▶ Your objective: This task is to restate all of the entries exactly.

[Web page and app entries]
--

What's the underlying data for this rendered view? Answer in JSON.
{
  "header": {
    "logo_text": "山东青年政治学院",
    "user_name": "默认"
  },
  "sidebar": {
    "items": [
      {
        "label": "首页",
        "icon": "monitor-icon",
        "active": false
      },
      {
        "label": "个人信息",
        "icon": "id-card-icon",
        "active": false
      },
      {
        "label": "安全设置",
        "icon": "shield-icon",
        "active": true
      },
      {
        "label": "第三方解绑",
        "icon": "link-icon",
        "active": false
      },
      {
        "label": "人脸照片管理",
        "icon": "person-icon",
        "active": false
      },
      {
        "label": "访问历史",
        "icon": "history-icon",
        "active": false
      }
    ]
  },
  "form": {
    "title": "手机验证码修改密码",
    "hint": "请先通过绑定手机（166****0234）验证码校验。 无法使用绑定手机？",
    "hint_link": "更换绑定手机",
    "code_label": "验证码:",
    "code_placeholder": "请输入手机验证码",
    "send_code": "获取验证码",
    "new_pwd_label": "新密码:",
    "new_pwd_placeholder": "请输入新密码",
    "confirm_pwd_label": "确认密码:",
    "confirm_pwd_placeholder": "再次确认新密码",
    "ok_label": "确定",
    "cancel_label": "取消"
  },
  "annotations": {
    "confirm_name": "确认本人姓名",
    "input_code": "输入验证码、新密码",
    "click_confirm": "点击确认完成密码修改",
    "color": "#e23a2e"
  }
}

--

▶ Task answer:
What's the underlying data for this rendered view? Answer in JSON.
{
  "header": {
    "logo_text": "山东青年政治学院",
    "user_name": "默认"
  },
  "sidebar": {
    "items": [
      {
        "label": "首页",
        "icon": "monitor-icon",
        "active": false
      },
      {
        "label": "个人信息",
        "icon": "id-card-icon",
        "active": false
      },
      {
        "label": "安全设置",
        "icon": "shield-icon",
        "active": true
      },
      {
        "label": "第三方解绑",
        "icon": "link-icon",
        "active": false
      },
      {
        "label": "人脸照片管理",
        "icon": "person-icon",
        "active": false
      },
      {
        "label": "访问历史",
        "icon": "history-icon",
        "active": false
      }
    ]
  },
  "form": {
    "title": "手机验证码修改密码",
    "hint": "请先通过绑定手机（166****0234）验证码校验。 无法使用绑定手机？",
    "hint_link": "更换绑定手机",
    "code_label": "验证码:",
    "code_placeholder": "请输入手机验证码",
    "send_code": "获取验证码",
    "new_pwd_label": "新密码:",
    "new_pwd_placeholder": "请输入新密码",
    "confirm_pwd_label": "确认密码:",
    "confirm_pwd_placeholder": "再次确认新密码",
    "ok_label": "确定",
    "cancel_label": "取消"
  },
  "annotations": {
    "confirm_name": "确认本人姓名",
    "input_code": "输入验证码、新密码",
    "click_confirm": "点击确认完成密码修改",
    "color": "#e23a2e"
  }
}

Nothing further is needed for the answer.